Large migrations of people along with mass gatherings - such as we see each year with the Hajj, Carnival in Rio, and the Super Bowl - are of particular concern to public health officials and epidemiologists, as they have the potential to amplify a small infectious disease outbreak into a bigger one – both in terms of numbers and geographic spread.
And each year, it seems those risks grow greater.
In Asia, there are now four potentially deadly avian flu strains capable of infecting humans (H5N1, H5N6, H7N9, H10N8), whereas just three years ago there was really only one - H5N1 - to worry about.
We have also recently learned of the potential threat from EAH1N1, an evolving swine flu virus, which has become quite common in Chinese pigs (see PNAS: The Pandemic Potential Of Eurasian Avian-like H1N1 (EAH1N1) Swine Influenza).
There is also always the possibility (remote though it may be), that the mixing of people with different flu strains could spark a reassortment event, yielding a new flu strain or subtype (see J Clin Virol: Influenza Co-Infection Leading To A Reassortant Virus).
While novel influenza viruses are high on our watch list, events like Chinese New Years also have the potential to help distribute and proliferate other infectious diseases like tuberculosis, mosquito-borne illnesses like Dengue & Zika, measles, enteroviruses, and other respiratory pathogens.
In 2010, in The Impact Of Mass Gatherings & Travel On Flu Epidemics , we looked at a study published in BMC Public Health, that looked at and attempted to quantify the impacts of mass gatherings and holiday travel on the spread of an influenza epidemic.
Since then we've looked at additional studies, including the 2012 six-part series (see Lancet: Mass Gatherings And Health), that have looked at the dynamics of disease transmission in these internationally attended events.
This year - in addition to Chinese New Year's - other high risk events to watch include Carnival in Rio, the Super Bowl, the Mardi Gras, Summer Olympics in Rio de Janeiro, Umrah and the Hajj.
And you can be sure that behind the scenes at all of these venues (and around the world), publich health officials are gearing up to deal with a variety of anticipated, and unexpected heatlh threats (see How The ECDC Will Spend Your Summer Vacation).
While the risks of seeing a major disease outbreak in any given year are small, public health authorities must anticipate and prepare for the worst.
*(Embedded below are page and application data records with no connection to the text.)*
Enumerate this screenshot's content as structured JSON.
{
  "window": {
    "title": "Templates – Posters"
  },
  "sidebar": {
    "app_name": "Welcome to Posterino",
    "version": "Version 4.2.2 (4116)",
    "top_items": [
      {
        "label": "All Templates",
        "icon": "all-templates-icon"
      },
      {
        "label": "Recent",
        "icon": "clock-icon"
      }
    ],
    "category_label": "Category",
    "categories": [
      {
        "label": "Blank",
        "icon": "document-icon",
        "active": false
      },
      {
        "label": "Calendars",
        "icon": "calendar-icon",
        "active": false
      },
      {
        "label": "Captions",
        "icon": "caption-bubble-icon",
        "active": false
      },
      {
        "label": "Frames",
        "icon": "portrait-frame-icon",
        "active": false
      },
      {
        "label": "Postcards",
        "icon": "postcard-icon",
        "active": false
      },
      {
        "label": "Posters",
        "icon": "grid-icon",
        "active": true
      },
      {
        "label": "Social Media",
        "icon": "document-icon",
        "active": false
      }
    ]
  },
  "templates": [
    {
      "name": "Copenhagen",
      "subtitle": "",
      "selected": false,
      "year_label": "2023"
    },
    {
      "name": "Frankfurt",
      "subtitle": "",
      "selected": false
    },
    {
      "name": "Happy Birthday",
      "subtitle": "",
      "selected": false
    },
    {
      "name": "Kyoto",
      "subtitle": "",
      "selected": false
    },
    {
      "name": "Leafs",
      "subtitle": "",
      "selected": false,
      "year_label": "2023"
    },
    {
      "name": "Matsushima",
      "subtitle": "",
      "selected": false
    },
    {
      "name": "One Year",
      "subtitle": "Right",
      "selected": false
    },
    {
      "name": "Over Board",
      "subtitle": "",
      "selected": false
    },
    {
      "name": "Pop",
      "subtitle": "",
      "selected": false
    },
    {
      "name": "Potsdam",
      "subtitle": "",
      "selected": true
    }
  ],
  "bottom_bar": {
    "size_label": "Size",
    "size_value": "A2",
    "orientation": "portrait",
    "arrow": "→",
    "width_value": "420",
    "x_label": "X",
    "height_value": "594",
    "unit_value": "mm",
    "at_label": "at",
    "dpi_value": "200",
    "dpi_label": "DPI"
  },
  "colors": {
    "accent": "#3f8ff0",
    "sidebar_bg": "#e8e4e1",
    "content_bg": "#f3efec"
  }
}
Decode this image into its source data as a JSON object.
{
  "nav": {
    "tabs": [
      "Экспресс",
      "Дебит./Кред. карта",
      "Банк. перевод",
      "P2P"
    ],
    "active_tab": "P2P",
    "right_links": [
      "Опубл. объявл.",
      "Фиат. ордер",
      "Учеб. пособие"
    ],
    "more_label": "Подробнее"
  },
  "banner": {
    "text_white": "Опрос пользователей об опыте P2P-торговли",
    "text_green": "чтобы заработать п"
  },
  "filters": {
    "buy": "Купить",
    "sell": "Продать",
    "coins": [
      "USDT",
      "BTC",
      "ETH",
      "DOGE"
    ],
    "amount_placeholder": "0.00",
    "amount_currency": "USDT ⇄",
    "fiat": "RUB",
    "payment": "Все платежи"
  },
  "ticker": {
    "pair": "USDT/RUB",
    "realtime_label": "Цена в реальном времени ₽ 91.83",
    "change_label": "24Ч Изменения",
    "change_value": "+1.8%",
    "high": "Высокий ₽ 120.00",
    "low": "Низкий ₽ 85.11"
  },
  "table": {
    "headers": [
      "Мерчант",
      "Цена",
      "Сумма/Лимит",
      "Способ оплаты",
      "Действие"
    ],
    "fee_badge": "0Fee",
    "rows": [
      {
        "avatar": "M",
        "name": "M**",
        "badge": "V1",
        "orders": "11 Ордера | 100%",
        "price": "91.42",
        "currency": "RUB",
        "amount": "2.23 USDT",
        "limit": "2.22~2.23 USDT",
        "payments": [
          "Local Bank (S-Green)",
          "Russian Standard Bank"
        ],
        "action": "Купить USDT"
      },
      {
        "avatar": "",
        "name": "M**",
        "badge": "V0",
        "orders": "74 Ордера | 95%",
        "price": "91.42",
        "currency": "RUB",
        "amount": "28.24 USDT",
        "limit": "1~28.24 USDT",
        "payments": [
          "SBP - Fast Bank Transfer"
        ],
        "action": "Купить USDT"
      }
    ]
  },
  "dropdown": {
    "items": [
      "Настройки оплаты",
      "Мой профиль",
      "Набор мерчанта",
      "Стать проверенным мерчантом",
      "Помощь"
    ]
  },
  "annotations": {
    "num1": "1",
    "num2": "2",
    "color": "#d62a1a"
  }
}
After all, we’ll never know the number of outbreaks that have been prevented by proactive measures over the years.
The old saying is true, `When public health works, nothing happens’.